EUROCITIES member Milan is the winner of this year’s Access City Award, and
Toulouse, also a member, received both the third prize and a special mention as
a ‘smart city’.
The awards ceremony took place this morning as part of the European Day of Persons with Disabilities 2015 conference, which started yesterday in Brussels.
Milan was recognised for its consistent efforts in accessibility policy and in promoting Universal Design standards, which guide the design of products and spaces to allow them to be used by the widest range of people possible. Milan has also been rewarded for its commitment to promoting the employment of people with disabilities and supporting independent living. In his acceptance speech, Pierfrancesco Majorino, deputy mayor of Milan, said: “We cannot say that Milan is completely without barriers, but we are a community where institutions and citizens are working together on this. This is our commitment and a core value”.
Speaking at the ceremony, Marianne Thyssen, European commissioner for employment, social affairs, skills and labour mobility, said: "I warmly congratulate all the cities who participated in the award this year. You are contributing to making our Europe more accessible for all. You serve as an inspiration to cities across the continent as you lead us on our way to a barrier-free Europe."

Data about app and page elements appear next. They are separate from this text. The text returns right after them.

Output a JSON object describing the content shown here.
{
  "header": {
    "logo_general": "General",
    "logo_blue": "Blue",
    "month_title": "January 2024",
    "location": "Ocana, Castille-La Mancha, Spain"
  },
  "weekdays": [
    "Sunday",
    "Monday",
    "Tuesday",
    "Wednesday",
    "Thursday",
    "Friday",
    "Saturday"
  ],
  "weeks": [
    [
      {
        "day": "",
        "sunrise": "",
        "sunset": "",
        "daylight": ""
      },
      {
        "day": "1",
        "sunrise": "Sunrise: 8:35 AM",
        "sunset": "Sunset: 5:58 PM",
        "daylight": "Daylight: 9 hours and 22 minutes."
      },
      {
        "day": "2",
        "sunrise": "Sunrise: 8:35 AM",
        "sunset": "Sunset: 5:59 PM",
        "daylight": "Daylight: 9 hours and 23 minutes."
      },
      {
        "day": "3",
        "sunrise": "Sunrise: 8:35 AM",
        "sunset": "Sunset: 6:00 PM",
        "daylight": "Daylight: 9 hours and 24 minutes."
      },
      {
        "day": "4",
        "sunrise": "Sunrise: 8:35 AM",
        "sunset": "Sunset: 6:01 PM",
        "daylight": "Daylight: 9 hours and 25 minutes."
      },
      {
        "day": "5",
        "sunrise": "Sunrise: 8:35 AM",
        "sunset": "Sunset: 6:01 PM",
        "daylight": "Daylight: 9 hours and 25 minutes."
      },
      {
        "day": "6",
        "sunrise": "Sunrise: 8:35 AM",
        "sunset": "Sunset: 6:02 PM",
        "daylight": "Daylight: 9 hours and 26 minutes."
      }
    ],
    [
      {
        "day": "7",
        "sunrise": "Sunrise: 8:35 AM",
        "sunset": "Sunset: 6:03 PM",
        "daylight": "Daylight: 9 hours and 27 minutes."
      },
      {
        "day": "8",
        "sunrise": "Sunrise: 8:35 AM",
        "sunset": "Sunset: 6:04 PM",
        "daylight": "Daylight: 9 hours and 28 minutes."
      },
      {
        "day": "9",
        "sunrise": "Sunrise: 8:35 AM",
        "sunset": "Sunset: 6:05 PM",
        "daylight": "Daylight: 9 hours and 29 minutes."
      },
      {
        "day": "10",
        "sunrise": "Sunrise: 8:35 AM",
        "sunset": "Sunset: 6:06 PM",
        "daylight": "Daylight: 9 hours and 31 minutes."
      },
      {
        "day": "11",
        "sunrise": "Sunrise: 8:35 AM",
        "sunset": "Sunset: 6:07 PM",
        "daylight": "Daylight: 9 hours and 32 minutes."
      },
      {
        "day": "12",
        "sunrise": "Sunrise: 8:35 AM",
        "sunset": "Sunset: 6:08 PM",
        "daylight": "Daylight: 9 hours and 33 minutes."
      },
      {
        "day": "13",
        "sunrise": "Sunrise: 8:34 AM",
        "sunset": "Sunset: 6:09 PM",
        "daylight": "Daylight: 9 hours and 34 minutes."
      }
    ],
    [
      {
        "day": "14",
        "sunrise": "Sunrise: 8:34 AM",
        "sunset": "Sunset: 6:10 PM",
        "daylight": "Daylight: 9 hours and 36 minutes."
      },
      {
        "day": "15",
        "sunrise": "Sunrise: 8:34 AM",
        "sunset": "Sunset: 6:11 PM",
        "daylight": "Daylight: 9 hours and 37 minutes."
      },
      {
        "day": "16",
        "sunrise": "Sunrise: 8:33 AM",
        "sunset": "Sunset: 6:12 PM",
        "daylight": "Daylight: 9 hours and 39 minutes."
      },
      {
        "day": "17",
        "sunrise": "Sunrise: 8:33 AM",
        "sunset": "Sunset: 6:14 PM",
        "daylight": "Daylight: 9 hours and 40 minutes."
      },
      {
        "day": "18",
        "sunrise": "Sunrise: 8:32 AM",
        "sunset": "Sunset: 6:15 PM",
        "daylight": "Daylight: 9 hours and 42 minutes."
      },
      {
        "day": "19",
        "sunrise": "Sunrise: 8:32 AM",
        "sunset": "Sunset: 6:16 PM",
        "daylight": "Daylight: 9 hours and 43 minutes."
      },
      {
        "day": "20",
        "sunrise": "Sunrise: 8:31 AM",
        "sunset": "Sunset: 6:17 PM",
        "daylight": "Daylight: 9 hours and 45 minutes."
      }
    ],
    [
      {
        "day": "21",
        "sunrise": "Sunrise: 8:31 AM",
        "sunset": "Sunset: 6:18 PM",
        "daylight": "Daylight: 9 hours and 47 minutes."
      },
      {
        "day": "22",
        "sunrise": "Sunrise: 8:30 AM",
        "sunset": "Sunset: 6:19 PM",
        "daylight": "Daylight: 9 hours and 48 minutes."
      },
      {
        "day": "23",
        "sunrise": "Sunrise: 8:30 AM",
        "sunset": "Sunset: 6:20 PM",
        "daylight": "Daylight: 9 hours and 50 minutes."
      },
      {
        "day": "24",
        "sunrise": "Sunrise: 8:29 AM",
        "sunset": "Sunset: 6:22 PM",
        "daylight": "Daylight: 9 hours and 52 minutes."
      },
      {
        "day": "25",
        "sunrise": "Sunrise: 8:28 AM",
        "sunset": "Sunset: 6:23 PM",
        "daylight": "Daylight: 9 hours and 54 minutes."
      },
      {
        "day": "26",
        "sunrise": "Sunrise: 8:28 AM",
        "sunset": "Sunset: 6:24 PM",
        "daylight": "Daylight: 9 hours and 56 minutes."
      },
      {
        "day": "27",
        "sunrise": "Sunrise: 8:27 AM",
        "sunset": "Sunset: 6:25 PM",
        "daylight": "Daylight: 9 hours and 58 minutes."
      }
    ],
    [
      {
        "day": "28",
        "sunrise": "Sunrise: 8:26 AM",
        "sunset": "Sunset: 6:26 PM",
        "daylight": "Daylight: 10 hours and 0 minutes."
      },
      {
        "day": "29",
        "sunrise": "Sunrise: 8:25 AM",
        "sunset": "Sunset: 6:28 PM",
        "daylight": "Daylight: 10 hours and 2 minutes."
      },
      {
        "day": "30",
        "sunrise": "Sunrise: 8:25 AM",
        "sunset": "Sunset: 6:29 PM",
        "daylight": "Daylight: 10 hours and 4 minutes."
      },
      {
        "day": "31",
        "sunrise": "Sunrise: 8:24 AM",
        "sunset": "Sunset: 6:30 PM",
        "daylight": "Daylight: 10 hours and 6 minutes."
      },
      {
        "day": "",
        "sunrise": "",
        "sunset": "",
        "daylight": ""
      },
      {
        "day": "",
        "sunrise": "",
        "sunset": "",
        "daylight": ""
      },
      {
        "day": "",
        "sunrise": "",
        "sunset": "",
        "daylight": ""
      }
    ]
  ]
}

Toulouse was recognised for going above and beyond what is required by French national legislation. The city’s metro, trams and buses are 100% accessible. Operas in Toulouse are performed with audio-description and programmes are available in large print or braille. The city was also given the special mention of ‘smart city’ for its accessible websites with information about accessibility, which allows citizens to find for example information about which pedestrian crossings have audio guidance for the visually impaired, as well as the location of disabled parking spaces.
Since 2010, this EU level award has recognised cities for their efforts to remove barriers in key aspects of everyday life. It highlights the most successful initiatives that allow people with disabilities to participate fully in society and to enjoy their fundamental rights on an equal footing with others. Wiesbaden (Germany), Vaasa (Finland) and Kapsovár (Hungary) were also awarded this year for their efforts to improve accessibility for people with disabilities and the elderly.
For videos explaining the projects of the winning cities, click here